Socioeconomic risk markers of leprosy in high-burden countries: A systematic review and meta-analysis
Over 200,000 new cases of leprosy are detected each year, of which approximately 7% are associated with grade-2 disabilities (G2Ds). For achieving leprosy elimination, one of the main challenges will be targeting higher risk groups within endemic communities. Nevertheless, the socioeconomic risk markers of leprosy remain poorly understood. To address this gap we systematically reviewed MEDLINE/PubMed, Embase, LILACS and Web of Science for original articles investigating the social determinants of leprosy in countries with > 1000 cases/year in at least five years between 2006 and 2016. Cohort, case-control, cross-sectional, and ecological studies were eligible for inclusion; qualitative studies, case reports, and reviews were excluded. Out of 1,534 non-duplicate records, 96 full-text articles were reviewed, and 39 met inclusion criteria. 17 were included in random-effects meta-analyses for sex, occupation, food shortage, household contact, crowding, and lack of clean (i.e., treated) water. The majority of studies were conducted in Brazil, India, or Bangladesh while none were undertaken in low-income countries. Descriptive synthesis indicated that increased age, poor sanitary and socioeconomic conditions, lower level of education, and food-insecurity are risk markers for leprosy. Additionally, in pooled estimates, leprosy was associated with being male (RR = 1.33, 95% CI = 1.06–1.67), performing manual labor (RR = 2.15, 95% CI = 0.97–4.74), suffering from food shortage in the past (RR = 1.39, 95% CI = 1.05–1.85), being a household contact of a leprosy patient (RR = 3.40, 95% CI = 2.24–5.18), and living in a crowded household (≥5 per household) (RR = 1.38, 95% CI = 1.14–1.67). Lack of clean water did not appear to be a risk marker of leprosy (RR = 0.94, 95% CI = 0.65–1.35). Additionally, ecological studies provided evidence that lower inequality, better human development, increased healthcare coverage, and cash transfer programs are linked with lower leprosy risks.

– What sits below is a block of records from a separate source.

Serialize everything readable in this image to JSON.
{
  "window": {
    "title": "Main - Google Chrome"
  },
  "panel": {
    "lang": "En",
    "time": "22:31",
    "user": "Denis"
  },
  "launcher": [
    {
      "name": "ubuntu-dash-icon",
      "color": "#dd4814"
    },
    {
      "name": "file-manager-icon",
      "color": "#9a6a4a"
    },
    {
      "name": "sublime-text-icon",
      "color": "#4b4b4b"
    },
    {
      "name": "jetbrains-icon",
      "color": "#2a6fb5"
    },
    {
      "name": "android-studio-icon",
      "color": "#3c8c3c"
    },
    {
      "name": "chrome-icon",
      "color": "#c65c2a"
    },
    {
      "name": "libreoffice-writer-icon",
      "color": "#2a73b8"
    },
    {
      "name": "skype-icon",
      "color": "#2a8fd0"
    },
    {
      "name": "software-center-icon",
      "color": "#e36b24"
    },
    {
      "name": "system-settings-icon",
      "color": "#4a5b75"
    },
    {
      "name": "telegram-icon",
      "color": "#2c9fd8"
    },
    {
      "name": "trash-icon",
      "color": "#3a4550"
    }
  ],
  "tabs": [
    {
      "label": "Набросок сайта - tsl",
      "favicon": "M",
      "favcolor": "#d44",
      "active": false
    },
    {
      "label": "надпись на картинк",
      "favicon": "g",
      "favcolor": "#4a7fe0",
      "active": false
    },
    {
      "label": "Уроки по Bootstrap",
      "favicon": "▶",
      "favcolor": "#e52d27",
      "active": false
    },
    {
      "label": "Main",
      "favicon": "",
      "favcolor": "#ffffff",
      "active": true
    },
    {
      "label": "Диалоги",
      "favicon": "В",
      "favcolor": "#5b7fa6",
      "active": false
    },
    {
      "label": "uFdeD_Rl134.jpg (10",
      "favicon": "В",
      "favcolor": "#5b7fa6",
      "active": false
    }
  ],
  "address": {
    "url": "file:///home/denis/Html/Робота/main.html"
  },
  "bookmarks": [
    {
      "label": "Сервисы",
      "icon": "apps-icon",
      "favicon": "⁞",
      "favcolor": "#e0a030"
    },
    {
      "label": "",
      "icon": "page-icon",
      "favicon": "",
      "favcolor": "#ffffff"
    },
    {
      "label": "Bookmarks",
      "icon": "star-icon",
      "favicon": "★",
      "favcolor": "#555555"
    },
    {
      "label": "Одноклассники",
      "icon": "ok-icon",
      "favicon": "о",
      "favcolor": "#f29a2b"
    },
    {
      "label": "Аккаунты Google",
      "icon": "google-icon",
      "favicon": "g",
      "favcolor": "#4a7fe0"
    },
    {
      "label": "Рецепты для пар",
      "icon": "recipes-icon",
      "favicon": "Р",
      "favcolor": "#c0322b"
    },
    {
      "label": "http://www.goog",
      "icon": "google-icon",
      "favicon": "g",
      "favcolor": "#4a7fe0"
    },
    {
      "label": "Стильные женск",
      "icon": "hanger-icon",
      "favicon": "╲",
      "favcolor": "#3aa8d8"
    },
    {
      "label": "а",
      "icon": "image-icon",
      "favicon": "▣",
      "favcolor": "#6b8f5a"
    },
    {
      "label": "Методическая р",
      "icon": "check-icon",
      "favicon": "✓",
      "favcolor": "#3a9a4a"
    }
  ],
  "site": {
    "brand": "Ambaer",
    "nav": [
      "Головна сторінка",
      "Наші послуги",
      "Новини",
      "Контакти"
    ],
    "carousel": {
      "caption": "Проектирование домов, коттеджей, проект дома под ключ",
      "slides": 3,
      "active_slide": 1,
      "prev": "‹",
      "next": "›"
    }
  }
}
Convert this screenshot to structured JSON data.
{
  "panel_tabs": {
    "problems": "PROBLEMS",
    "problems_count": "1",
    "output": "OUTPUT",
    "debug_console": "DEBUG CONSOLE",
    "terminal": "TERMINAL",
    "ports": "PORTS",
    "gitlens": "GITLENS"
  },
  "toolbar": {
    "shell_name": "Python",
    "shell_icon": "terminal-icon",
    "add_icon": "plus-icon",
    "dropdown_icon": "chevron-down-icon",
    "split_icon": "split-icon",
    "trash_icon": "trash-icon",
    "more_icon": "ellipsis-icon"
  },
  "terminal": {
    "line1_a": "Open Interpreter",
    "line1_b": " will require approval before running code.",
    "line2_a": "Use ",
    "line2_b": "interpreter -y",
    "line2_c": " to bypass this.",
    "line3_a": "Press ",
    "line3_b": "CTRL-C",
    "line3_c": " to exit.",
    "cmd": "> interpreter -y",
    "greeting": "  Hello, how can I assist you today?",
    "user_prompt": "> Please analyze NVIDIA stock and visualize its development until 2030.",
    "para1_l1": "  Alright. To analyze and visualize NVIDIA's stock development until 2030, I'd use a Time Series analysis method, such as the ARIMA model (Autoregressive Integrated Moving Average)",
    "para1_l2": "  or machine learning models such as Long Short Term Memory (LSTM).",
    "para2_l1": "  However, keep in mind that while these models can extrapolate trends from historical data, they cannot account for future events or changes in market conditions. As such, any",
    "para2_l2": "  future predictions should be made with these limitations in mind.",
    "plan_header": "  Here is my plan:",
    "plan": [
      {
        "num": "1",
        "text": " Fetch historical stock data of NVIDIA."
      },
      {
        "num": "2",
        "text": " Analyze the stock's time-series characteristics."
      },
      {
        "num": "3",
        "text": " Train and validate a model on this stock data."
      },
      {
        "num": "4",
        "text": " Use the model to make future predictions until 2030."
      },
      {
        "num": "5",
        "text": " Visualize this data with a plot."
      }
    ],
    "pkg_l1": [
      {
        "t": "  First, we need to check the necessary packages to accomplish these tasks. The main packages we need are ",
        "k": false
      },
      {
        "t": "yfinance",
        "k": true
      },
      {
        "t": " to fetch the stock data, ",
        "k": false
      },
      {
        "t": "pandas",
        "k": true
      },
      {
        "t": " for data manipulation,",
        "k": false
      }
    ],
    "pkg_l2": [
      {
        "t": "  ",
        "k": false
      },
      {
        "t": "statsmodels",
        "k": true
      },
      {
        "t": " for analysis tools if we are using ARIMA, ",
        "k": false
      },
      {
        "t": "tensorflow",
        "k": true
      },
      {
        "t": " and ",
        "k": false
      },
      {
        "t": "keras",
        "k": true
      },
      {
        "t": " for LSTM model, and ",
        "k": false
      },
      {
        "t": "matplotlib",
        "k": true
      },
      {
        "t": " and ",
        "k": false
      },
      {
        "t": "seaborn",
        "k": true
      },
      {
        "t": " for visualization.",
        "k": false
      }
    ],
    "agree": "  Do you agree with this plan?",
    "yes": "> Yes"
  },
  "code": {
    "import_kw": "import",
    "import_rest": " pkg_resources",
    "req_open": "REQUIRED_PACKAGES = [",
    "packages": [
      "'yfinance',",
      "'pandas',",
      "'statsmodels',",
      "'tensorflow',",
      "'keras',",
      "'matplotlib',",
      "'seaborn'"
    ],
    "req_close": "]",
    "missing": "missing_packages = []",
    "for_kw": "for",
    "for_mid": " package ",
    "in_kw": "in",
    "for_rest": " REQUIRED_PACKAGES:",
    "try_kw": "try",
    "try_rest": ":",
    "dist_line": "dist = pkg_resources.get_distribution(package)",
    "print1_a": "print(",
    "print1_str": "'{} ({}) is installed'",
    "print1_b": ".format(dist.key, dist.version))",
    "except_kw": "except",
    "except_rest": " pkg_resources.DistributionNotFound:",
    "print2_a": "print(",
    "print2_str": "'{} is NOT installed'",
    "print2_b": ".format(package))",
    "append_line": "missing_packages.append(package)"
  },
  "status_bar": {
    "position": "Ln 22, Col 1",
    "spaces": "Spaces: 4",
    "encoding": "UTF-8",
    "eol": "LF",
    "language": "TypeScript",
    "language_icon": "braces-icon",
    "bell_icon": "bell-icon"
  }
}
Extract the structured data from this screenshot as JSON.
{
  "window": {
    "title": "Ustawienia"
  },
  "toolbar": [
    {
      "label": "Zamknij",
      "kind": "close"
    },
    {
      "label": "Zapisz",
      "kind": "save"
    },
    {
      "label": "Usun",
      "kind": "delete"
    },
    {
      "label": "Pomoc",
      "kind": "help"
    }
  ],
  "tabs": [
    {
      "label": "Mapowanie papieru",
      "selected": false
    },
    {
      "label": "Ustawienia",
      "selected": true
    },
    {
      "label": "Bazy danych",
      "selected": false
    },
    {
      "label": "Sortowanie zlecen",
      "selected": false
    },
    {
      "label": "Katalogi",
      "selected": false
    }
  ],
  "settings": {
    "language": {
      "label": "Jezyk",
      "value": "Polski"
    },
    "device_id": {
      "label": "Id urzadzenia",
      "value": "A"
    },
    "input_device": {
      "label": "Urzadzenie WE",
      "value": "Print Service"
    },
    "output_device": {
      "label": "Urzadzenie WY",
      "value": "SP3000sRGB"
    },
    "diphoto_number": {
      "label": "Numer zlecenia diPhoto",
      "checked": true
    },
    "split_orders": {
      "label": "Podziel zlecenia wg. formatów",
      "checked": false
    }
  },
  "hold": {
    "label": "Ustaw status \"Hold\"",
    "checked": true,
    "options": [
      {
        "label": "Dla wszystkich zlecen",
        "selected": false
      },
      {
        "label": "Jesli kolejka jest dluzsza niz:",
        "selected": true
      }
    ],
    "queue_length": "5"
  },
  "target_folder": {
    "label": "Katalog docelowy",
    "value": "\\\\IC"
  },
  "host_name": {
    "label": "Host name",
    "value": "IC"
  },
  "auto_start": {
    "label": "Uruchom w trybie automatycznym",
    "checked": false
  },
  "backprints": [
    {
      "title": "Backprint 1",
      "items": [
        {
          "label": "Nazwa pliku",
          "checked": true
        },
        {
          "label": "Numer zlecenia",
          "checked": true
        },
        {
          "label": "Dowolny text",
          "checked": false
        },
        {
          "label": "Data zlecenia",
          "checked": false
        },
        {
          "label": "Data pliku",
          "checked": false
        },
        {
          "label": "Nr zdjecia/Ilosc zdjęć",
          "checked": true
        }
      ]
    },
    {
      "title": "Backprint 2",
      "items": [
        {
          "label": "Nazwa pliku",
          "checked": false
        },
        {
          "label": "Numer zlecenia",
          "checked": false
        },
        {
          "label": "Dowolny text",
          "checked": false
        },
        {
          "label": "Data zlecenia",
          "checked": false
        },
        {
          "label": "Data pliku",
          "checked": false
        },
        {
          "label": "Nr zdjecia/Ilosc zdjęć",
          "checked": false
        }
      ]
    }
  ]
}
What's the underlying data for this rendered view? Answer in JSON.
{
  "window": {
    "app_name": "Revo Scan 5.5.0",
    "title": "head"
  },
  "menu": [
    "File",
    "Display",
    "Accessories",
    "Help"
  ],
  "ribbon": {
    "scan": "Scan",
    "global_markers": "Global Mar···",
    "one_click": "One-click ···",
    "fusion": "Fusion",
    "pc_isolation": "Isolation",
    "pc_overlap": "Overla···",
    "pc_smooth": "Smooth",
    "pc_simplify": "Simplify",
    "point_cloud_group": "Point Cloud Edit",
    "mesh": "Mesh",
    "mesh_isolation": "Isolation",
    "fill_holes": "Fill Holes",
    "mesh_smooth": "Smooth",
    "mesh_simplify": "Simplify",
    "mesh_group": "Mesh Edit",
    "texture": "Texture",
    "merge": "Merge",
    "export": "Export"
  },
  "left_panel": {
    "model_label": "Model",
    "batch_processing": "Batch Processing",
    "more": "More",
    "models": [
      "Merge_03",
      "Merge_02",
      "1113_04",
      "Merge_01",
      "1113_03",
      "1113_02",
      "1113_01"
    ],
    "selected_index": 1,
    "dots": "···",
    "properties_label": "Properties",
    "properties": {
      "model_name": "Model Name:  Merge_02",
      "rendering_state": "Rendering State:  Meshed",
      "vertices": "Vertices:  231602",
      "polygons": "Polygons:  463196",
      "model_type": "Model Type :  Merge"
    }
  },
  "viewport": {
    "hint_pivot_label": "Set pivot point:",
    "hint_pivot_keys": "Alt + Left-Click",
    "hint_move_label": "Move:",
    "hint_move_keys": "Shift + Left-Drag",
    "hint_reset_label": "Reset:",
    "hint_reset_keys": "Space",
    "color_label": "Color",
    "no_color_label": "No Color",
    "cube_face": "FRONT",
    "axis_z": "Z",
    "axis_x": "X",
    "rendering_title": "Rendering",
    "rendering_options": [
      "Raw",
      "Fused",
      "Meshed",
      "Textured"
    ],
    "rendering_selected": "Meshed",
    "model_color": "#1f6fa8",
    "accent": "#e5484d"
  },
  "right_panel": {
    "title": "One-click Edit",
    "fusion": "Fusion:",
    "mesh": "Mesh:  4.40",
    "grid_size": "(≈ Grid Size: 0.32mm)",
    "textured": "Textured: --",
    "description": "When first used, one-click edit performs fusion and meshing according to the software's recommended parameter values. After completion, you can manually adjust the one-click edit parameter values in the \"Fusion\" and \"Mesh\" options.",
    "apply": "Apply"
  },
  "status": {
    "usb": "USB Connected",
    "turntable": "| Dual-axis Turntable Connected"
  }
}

These findings point to a consistent relationship between leprosy and unfavorable economic circumstances and, thereby, underscore the pressing need of leprosy control policies to target socially vulnerable groups in high-burden countries.